Urban mobility planning within the last decades was mainly defined by the use of traditional means of transport with focussing on the fulfilment of the three E’s (economy, efficiency, and effectivity). However, during the last years and accelerated by digitalization the mobility system has faced dynamic changes. New solutions like micro-mobility or innovative services such as ride-hailing or ride-pooling entered the market and provide attractive complements to the existing traditional transport modes. The providers of those new solutions are not only represented by well-established companies in the mobility sector, but also by start-ups. More and more new applications and offerings are expected to follow within the coming years, often driven by the motivation of the providers to increase the market share of their solution, without considering effects on urban (mobility-) systems.
Many initial scientific works focus on assessing how well-prepared cities are to implement Mobility-as-a-Service (MaaS), but it remains the question on how to select the most suitable MaaS system or component. There is yet no standardized process, nor a tool exists that is able to assess new mobility solutions, their potential influence on urban space, and how they perform compared to other solutions. It is crucial to help cities in planning and making informed decisions regarding the choice of suitable mobility services and identifying potential mobility gaps within their mobility system.
The aim of the project is to face this research gap by developing a service for standardization and certification of MaaS-Components to cities and the providers of such components.
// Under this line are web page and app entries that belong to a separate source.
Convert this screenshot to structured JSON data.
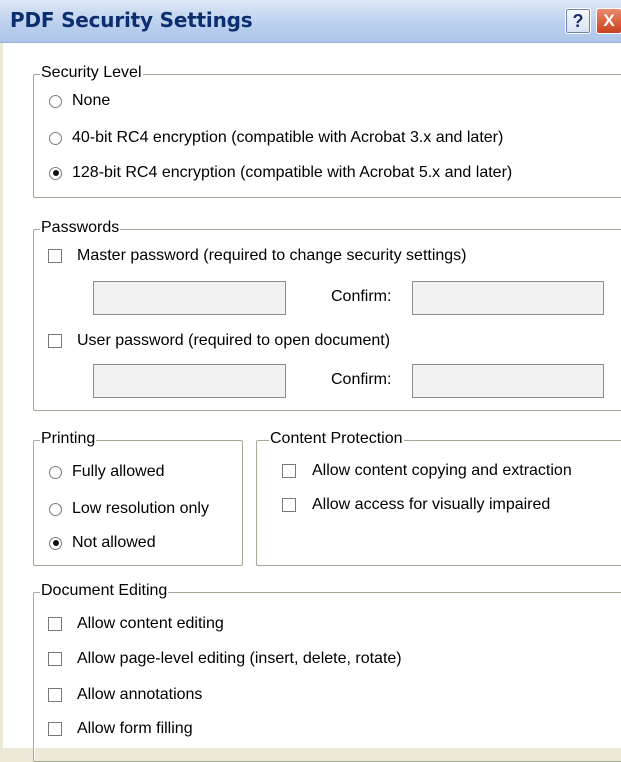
{
  "window": {
    "title": "PDF Security Settings",
    "help_label": "?",
    "close_label": "X"
  },
  "security_level": {
    "title": "Security Level",
    "options": [
      {
        "label": "None",
        "selected": false
      },
      {
        "label": "40-bit RC4 encryption (compatible with Acrobat 3.x and later)",
        "selected": false
      },
      {
        "label": "128-bit RC4 encryption (compatible with Acrobat 5.x and later)",
        "selected": true
      }
    ]
  },
  "passwords": {
    "title": "Passwords",
    "master_label": "Master password  (required to change security settings)",
    "master_checked": false,
    "master_value": "",
    "master_confirm_label": "Confirm:",
    "master_confirm_value": "",
    "user_label": "User password  (required to open document)",
    "user_checked": false,
    "user_value": "",
    "user_confirm_label": "Confirm:",
    "user_confirm_value": ""
  },
  "printing": {
    "title": "Printing",
    "options": [
      {
        "label": "Fully allowed",
        "selected": false
      },
      {
        "label": "Low resolution only",
        "selected": false
      },
      {
        "label": "Not allowed",
        "selected": true
      }
    ]
  },
  "content_protection": {
    "title": "Content Protection",
    "options": [
      {
        "label": "Allow content copying and extraction",
        "checked": false
      },
      {
        "label": "Allow access for visually impaired",
        "checked": false
      }
    ]
  },
  "document_editing": {
    "title": "Document Editing",
    "options": [
      {
        "label": "Allow content editing",
        "checked": false
      },
      {
        "label": "Allow page-level editing (insert, delete, rotate)",
        "checked": false
      },
      {
        "label": "Allow annotations",
        "checked": false
      },
      {
        "label": "Allow form filling",
        "checked": false
      }
    ]
  }
}
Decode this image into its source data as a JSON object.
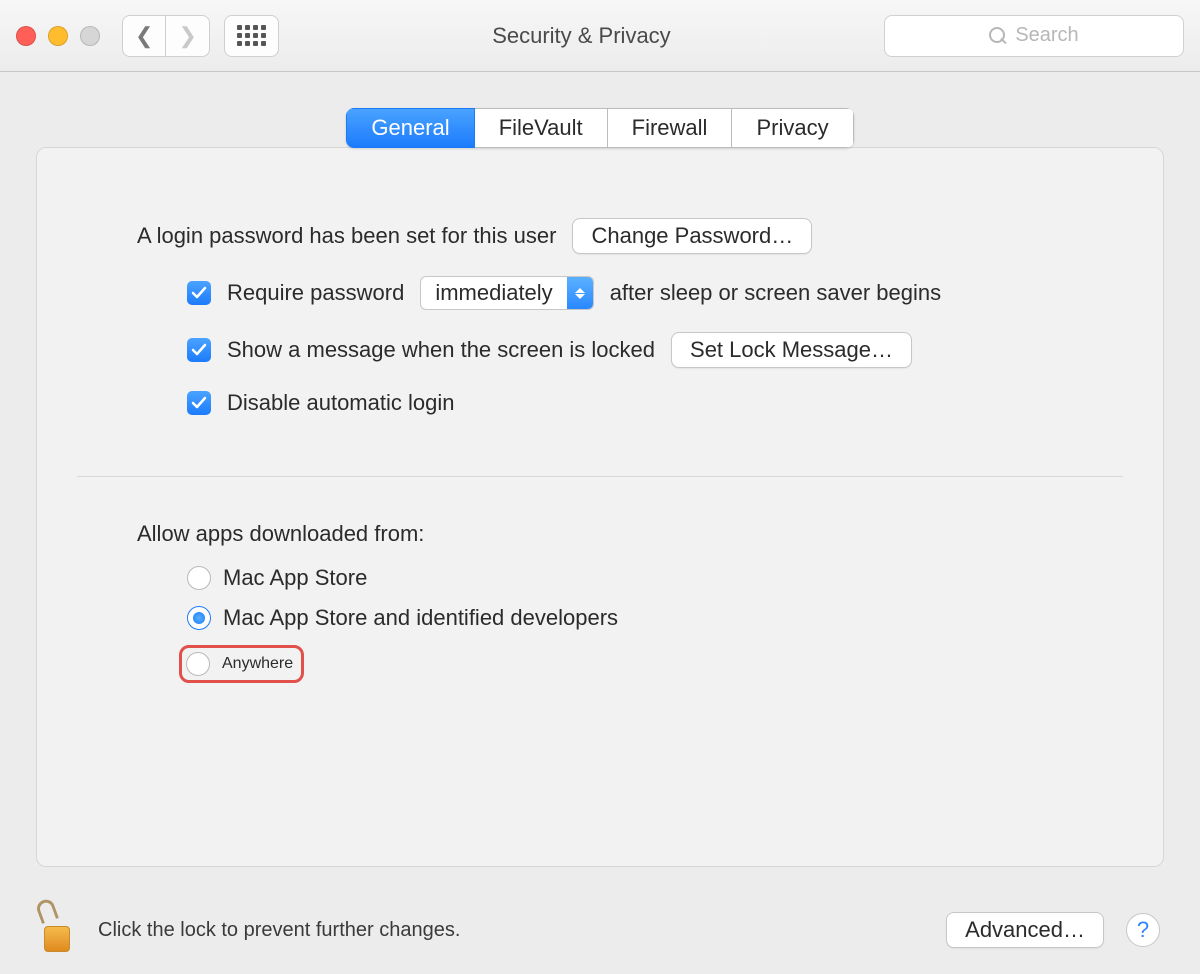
{
  "window": {
    "title": "Security & Privacy",
    "search_placeholder": "Search"
  },
  "tabs": {
    "general": "General",
    "filevault": "FileVault",
    "firewall": "Firewall",
    "privacy": "Privacy"
  },
  "general": {
    "login_password_text": "A login password has been set for this user",
    "change_password_btn": "Change Password…",
    "require_password_label": "Require password",
    "require_password_delay": "immediately",
    "require_password_suffix": "after sleep or screen saver begins",
    "show_message_label": "Show a message when the screen is locked",
    "set_lock_message_btn": "Set Lock Message…",
    "disable_auto_login_label": "Disable automatic login",
    "allow_apps_heading": "Allow apps downloaded from:",
    "radio_app_store": "Mac App Store",
    "radio_identified": "Mac App Store and identified developers",
    "radio_anywhere": "Anywhere"
  },
  "footer": {
    "lock_text": "Click the lock to prevent further changes.",
    "advanced_btn": "Advanced…",
    "help": "?"
  }
}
The service will consist of a MaaS-Component Certificate as well as a MaaS-Planning and Assessment Tool, which can be used for cooperative planning and value creation between cities and MaaS-Component providers. The tool as well as the standardized certificate shall be tested and evaluated under real conditions by applying it within a MaaS-System planning project in the city of Tel Aviv. Knowledge transfer of the city of Helsinki will support the generated experiences and learnings. The development of the standardized certificate is planned within the first project year whereas the first prototype of the MaaS-Planning and Assessment Tool will be created in the second year (Approval for the second year is currently being examined by the EIT).
By creating a standardized method to evaluate mobility innovations based on different thematic parameters that address not only cities' challenges but also mobility providers (including the cities as providers itself), they will be forced to change their approach on how to design their systems and business models. The project provides a guideline and a structured process to offer mobility services thought for the community rather than for individuals. This will not only simplify the design of MaaS for cities but also provides a mobility system more sustainable and responsive to needs.